*** DATA TO EXAMINE ***

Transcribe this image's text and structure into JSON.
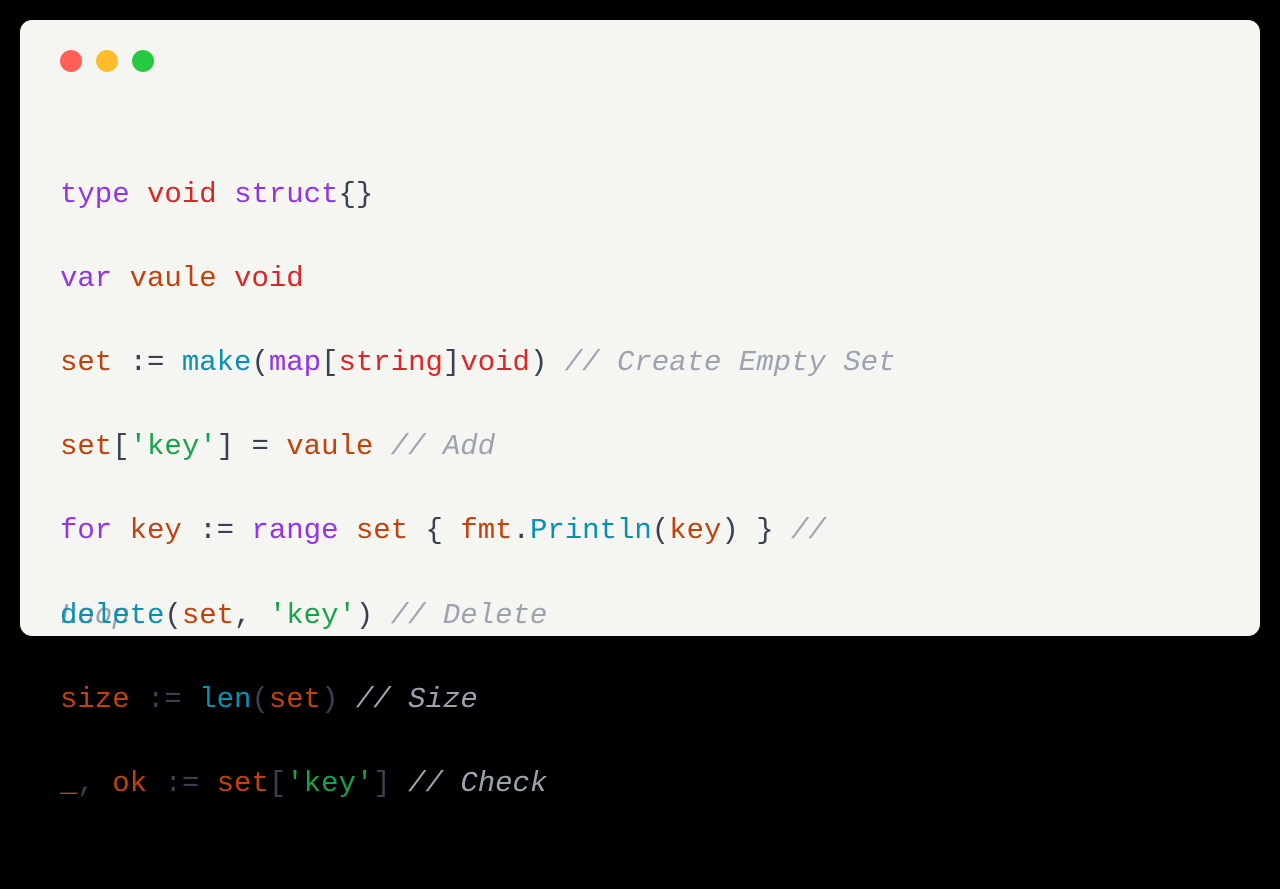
{
  "window": {
    "colors": {
      "red": "#ff5f56",
      "yellow": "#ffbd2e",
      "green": "#27c93f",
      "bg": "#f5f5f2"
    }
  },
  "code": {
    "line1": {
      "kw_type": "type",
      "name": "void",
      "kw_struct": "struct",
      "braces": "{}"
    },
    "line2": {
      "kw_var": "var",
      "name": "vaule",
      "type": "void"
    },
    "line3": {
      "name": "set",
      "op": ":=",
      "fn": "make",
      "lp": "(",
      "kw_map": "map",
      "lb": "[",
      "keytype": "string",
      "rb": "]",
      "valtype": "void",
      "rp": ")",
      "comment": "// Create Empty Set"
    },
    "line4": {
      "name": "set",
      "lb": "[",
      "key": "'key'",
      "rb": "]",
      "eq": "=",
      "val": "vaule",
      "comment": "// Add"
    },
    "line5": {
      "kw_for": "for",
      "var": "key",
      "op": ":=",
      "kw_range": "range",
      "coll": "set",
      "lb": "{",
      "pkg": "fmt",
      "dot": ".",
      "fn": "Println",
      "lp": "(",
      "arg": "key",
      "rp": ")",
      "rb": "}",
      "comment": "//"
    },
    "line6": {
      "back": {
        "word": "Loop"
      },
      "front": {
        "fn": "delete",
        "lp": "(",
        "a1": "set",
        "comma": ",",
        "a2": "'key'",
        "rp": ")",
        "comment": "// Delete"
      }
    },
    "line7": {
      "name": "size",
      "op": ":=",
      "fn": "len",
      "lp": "(",
      "arg": "set",
      "rp": ")",
      "comment": "// Size"
    },
    "line8": {
      "blank": "_",
      "comma": ",",
      "ok": "ok",
      "op": ":=",
      "name": "set",
      "lb": "[",
      "key": "'key'",
      "rb": "]",
      "comment": "// Check"
    }
  }
}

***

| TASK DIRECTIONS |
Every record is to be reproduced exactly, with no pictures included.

| RESPONSE TO THE TASK |
Transcribe this image's text and structure into JSON.
{
  "window": {
    "colors": {
      "red": "#ff5f56",
      "yellow": "#ffbd2e",
      "green": "#27c93f",
      "bg": "#f5f5f2"
    }
  },
  "code": {
    "line1": {
      "kw_type": "type",
      "name": "void",
      "kw_struct": "struct",
      "braces": "{}"
    },
    "line2": {
      "kw_var": "var",
      "name": "vaule",
      "type": "void"
    },
    "line3": {
      "name": "set",
      "op": ":=",
      "fn": "make",
      "lp": "(",
      "kw_map": "map",
      "lb": "[",
      "keytype": "string",
      "rb": "]",
      "valtype": "void",
      "rp": ")",
      "comment": "// Create Empty Set"
    },
    "line4": {
      "name": "set",
      "lb": "[",
      "key": "'key'",
      "rb": "]",
      "eq": "=",
      "val": "vaule",
      "comment": "// Add"
    },
    "line5": {
      "kw_for": "for",
      "var": "key",
      "op": ":=",
      "kw_range": "range",
      "coll": "set",
      "lb": "{",
      "pkg": "fmt",
      "dot": ".",
      "fn": "Println",
      "lp": "(",
      "arg": "key",
      "rp": ")",
      "rb": "}",
      "comment": "//"
    },
    "line6": {
      "back": {
        "word": "Loop"
      },
      "front": {
        "fn": "delete",
        "lp": "(",
        "a1": "set",
        "comma": ",",
        "a2": "'key'",
        "rp": ")",
        "comment": "// Delete"
      }
    },
    "line7": {
      "name": "size",
      "op": ":=",
      "fn": "len",
      "lp": "(",
      "arg": "set",
      "rp": ")",
      "comment": "// Size"
    },
    "line8": {
      "blank": "_",
      "comma": ",",
      "ok": "ok",
      "op": ":=",
      "name": "set",
      "lb": "[",
      "key": "'key'",
      "rb": "]",
      "comment": "// Check"
    }
  }
}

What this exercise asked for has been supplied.